__Task prompt__.
Search the entries for the word "двигуна". Copy each line in which it is found.

__Given records__.
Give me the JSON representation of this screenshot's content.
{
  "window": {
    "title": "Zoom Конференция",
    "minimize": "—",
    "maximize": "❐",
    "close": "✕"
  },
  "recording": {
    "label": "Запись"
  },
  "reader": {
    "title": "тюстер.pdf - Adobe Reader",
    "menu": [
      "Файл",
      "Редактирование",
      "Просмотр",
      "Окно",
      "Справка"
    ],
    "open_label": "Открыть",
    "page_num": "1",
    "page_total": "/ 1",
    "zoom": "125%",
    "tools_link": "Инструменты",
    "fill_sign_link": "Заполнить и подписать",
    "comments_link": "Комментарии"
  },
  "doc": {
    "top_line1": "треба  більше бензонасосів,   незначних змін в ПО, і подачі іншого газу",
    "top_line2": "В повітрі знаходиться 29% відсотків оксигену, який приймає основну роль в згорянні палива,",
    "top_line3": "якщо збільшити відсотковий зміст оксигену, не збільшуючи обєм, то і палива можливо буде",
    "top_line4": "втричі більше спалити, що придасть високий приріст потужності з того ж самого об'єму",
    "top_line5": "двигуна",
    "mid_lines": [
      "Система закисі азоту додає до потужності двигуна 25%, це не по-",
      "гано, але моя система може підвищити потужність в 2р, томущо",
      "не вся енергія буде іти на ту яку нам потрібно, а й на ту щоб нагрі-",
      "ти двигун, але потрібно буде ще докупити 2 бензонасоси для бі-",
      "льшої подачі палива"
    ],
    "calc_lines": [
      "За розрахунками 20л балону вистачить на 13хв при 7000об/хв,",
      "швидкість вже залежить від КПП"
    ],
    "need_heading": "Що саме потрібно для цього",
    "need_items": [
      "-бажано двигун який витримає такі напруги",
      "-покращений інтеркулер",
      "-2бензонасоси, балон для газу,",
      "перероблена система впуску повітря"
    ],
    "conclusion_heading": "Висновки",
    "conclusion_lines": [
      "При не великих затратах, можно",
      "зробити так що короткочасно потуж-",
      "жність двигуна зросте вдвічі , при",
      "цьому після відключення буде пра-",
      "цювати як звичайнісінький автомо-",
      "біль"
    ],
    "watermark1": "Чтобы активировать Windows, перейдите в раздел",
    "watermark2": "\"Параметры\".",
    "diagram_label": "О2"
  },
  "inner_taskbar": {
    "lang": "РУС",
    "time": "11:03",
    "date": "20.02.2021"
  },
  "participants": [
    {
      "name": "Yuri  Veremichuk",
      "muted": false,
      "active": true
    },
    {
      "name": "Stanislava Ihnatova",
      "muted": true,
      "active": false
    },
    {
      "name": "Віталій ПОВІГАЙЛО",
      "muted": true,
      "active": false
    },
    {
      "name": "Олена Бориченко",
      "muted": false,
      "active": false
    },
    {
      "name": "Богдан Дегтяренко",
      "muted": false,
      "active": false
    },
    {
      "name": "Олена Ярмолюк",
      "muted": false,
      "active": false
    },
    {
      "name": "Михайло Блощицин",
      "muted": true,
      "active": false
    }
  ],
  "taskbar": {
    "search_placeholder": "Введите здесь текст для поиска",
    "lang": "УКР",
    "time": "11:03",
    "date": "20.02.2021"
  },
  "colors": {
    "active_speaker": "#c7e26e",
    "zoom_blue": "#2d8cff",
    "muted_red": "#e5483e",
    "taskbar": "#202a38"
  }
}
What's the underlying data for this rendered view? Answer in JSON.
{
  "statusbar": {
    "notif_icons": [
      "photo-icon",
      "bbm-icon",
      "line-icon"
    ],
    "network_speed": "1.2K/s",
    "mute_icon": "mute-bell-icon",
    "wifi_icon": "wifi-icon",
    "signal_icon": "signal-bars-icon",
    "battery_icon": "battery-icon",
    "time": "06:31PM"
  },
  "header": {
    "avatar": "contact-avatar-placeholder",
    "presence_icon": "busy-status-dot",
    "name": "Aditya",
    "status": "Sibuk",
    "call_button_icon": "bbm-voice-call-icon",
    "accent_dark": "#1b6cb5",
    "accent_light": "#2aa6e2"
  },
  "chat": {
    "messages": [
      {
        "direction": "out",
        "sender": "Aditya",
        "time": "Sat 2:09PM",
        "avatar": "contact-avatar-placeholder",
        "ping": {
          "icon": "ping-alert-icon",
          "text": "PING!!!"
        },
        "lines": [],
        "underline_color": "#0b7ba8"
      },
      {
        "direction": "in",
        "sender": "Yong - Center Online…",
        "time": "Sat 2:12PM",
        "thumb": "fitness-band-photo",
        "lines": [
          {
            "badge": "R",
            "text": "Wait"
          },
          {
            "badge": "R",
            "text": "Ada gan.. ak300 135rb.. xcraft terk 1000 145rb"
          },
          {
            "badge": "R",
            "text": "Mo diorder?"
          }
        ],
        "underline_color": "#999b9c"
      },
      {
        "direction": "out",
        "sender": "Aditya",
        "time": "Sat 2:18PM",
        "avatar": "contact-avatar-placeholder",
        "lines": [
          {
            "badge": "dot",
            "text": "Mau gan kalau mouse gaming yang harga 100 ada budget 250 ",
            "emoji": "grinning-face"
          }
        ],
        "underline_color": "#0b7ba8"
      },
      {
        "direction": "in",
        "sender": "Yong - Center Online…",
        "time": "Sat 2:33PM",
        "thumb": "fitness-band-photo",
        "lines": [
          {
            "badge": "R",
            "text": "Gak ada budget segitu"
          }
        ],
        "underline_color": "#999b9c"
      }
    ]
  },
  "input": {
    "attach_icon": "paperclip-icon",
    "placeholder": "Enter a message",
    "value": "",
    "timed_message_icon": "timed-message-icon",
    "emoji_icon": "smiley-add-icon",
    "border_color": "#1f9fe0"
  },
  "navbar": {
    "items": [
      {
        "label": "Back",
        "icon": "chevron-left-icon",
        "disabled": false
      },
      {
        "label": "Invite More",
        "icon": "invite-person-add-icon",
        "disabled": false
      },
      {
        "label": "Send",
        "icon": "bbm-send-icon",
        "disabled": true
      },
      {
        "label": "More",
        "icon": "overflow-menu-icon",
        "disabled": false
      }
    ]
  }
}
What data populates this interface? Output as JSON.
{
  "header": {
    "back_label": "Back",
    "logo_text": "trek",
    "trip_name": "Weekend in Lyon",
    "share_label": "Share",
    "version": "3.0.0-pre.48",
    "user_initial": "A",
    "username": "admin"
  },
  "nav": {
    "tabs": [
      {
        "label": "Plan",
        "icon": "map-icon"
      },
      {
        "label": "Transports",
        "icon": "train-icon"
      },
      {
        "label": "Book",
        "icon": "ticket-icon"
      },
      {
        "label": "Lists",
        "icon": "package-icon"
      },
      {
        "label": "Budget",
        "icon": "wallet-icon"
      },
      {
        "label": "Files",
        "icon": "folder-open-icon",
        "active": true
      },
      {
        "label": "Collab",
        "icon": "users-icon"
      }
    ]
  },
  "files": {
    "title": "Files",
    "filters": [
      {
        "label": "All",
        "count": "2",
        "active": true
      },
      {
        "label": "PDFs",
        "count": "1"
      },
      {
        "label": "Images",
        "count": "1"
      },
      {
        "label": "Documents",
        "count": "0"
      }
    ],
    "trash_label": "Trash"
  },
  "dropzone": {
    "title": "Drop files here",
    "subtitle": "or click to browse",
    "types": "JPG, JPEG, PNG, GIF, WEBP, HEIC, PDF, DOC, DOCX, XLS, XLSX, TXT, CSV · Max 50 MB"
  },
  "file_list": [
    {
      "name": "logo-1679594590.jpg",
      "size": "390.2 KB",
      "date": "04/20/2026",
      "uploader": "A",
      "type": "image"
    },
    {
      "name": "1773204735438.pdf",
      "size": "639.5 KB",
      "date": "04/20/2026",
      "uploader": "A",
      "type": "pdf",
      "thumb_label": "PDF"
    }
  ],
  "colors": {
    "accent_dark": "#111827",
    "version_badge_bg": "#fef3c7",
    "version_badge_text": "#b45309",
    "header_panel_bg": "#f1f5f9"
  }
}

__Written reply__.
    "top_line5": "двигуна",
      "Система закисі азоту додає до потужності двигуна 25%, це не по-",
      "жність двигуна зросте вдвічі , при",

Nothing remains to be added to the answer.